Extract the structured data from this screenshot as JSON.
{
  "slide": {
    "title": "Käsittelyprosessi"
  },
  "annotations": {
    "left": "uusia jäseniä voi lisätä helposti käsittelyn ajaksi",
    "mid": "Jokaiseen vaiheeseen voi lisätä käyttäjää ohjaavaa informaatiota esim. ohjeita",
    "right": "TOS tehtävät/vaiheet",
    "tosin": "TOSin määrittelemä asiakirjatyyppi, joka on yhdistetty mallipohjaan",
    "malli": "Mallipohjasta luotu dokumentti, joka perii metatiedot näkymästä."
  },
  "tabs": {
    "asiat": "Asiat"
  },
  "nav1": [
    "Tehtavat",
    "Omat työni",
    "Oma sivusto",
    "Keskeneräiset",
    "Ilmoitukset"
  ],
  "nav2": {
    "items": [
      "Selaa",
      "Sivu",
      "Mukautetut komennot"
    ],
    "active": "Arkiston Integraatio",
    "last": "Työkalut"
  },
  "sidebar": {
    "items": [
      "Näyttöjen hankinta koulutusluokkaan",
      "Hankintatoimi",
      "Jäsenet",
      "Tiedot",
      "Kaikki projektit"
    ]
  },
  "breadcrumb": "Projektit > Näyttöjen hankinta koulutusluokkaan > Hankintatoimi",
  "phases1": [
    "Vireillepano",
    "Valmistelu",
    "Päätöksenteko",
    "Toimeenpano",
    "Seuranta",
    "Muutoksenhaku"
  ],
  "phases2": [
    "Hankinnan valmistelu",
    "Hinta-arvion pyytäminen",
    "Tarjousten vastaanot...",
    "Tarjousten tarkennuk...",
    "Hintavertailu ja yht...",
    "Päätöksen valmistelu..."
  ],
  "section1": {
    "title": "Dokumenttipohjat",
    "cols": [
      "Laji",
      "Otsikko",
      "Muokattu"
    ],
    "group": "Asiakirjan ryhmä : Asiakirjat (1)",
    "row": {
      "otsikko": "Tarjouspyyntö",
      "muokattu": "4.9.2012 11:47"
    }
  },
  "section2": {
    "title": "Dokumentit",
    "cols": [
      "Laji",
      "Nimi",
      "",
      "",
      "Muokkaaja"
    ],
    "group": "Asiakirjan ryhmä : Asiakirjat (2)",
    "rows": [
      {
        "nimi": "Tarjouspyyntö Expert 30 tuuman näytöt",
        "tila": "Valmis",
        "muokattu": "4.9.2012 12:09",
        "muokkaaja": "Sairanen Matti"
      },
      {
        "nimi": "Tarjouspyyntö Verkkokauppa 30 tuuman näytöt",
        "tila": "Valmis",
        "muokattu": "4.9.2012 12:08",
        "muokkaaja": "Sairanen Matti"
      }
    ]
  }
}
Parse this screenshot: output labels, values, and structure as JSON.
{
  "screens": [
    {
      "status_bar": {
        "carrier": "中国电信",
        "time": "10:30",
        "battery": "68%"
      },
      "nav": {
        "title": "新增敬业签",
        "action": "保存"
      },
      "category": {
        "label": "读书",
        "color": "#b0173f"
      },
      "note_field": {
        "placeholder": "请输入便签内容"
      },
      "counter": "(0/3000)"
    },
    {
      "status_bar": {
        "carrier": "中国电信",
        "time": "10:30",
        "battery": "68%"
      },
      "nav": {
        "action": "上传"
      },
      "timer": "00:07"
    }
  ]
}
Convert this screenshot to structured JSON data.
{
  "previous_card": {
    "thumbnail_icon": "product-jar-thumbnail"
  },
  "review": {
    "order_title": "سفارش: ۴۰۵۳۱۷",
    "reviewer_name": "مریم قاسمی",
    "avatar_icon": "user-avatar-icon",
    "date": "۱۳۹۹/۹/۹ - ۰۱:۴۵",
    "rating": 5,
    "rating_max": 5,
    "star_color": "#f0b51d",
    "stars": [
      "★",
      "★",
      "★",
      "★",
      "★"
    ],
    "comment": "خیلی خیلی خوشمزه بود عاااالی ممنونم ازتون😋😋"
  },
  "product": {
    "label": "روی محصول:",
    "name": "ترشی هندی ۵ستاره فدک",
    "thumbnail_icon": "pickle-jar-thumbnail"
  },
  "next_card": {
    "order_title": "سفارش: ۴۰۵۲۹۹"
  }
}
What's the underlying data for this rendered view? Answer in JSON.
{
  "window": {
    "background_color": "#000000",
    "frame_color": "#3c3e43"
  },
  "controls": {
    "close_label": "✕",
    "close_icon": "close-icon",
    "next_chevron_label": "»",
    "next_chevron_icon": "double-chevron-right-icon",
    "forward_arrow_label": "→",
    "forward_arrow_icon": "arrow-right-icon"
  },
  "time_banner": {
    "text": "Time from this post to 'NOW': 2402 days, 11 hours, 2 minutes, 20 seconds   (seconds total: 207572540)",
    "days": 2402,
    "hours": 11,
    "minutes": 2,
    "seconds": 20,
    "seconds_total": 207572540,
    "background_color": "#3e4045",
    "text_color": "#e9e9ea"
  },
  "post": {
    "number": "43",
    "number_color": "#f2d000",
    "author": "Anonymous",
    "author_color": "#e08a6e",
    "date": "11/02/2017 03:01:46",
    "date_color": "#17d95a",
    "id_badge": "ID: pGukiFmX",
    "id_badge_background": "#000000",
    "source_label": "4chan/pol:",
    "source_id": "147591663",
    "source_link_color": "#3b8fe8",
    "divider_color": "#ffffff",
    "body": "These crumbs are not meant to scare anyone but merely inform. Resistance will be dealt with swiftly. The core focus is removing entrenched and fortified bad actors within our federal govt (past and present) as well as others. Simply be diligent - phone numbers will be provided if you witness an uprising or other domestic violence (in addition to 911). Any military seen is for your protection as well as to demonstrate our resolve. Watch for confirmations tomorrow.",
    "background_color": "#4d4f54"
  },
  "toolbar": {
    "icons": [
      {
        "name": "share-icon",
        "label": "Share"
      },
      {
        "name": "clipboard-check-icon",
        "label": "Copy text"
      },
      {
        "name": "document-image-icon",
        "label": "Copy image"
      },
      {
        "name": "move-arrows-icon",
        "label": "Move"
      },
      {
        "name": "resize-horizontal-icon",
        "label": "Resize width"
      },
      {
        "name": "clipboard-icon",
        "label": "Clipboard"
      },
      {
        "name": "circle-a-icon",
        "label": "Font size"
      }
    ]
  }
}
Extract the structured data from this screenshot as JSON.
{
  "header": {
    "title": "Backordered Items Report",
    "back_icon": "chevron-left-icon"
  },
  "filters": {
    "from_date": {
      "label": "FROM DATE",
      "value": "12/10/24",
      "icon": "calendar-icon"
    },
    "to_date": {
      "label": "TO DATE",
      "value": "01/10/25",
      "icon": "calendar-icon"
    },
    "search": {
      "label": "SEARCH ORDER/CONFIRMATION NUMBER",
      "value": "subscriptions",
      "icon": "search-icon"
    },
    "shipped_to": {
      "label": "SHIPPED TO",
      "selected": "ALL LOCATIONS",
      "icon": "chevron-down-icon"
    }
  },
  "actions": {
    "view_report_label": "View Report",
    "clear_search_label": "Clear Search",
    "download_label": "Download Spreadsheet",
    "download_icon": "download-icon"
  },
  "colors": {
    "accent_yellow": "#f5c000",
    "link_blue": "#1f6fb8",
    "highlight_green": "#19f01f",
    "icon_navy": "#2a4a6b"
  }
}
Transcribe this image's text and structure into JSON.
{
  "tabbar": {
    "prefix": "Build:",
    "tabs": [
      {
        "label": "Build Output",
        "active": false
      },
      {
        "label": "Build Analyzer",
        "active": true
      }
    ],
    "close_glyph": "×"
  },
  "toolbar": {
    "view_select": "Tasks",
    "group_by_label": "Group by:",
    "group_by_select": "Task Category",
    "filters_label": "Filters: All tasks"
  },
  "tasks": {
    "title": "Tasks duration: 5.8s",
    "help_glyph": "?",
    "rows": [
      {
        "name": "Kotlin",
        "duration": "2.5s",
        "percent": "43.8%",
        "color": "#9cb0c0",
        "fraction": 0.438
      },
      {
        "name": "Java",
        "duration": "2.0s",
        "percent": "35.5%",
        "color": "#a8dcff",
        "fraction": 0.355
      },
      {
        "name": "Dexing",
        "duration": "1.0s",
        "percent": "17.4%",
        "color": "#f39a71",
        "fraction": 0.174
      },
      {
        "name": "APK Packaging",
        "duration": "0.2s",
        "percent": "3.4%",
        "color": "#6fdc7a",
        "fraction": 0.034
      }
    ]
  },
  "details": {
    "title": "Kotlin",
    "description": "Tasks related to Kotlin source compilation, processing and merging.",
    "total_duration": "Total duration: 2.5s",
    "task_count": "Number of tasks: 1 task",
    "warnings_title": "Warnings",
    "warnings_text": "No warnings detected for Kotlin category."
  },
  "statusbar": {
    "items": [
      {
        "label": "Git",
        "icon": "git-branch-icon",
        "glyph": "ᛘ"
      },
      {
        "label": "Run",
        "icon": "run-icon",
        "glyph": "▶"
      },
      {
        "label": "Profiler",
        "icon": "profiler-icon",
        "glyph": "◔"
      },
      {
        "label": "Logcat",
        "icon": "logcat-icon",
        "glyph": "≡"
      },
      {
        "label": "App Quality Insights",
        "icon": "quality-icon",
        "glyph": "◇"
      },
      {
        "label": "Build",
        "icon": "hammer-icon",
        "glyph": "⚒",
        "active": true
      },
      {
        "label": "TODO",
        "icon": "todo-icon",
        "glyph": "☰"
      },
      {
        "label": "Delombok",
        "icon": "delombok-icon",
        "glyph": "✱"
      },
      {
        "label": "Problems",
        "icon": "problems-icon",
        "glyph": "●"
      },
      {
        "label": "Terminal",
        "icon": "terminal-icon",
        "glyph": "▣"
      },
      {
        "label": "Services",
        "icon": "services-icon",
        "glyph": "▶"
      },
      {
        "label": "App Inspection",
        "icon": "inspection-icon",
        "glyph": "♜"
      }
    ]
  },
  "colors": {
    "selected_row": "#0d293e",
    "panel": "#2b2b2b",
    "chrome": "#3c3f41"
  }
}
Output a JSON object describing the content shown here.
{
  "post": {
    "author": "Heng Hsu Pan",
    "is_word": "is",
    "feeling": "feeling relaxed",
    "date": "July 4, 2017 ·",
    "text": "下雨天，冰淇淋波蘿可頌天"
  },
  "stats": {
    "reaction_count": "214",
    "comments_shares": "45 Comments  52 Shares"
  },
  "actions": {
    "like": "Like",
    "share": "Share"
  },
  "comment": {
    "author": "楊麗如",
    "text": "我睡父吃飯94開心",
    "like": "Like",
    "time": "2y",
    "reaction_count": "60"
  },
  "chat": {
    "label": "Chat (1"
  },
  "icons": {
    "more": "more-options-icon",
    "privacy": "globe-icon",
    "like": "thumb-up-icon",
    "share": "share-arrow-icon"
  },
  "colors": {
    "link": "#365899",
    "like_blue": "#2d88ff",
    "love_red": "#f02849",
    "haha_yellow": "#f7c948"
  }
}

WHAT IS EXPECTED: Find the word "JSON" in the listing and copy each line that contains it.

TASK ANSWER:
Extract the structured data from this screenshot as JSON.
Parse this screenshot: output labels, values, and structure as JSON.
Convert this screenshot to structured JSON data.
What's the underlying data for this rendered view? Answer in JSON.
Extract the structured data from this screenshot as JSON.
Transcribe this image's text and structure into JSON.
Output a JSON object describing the content shown here.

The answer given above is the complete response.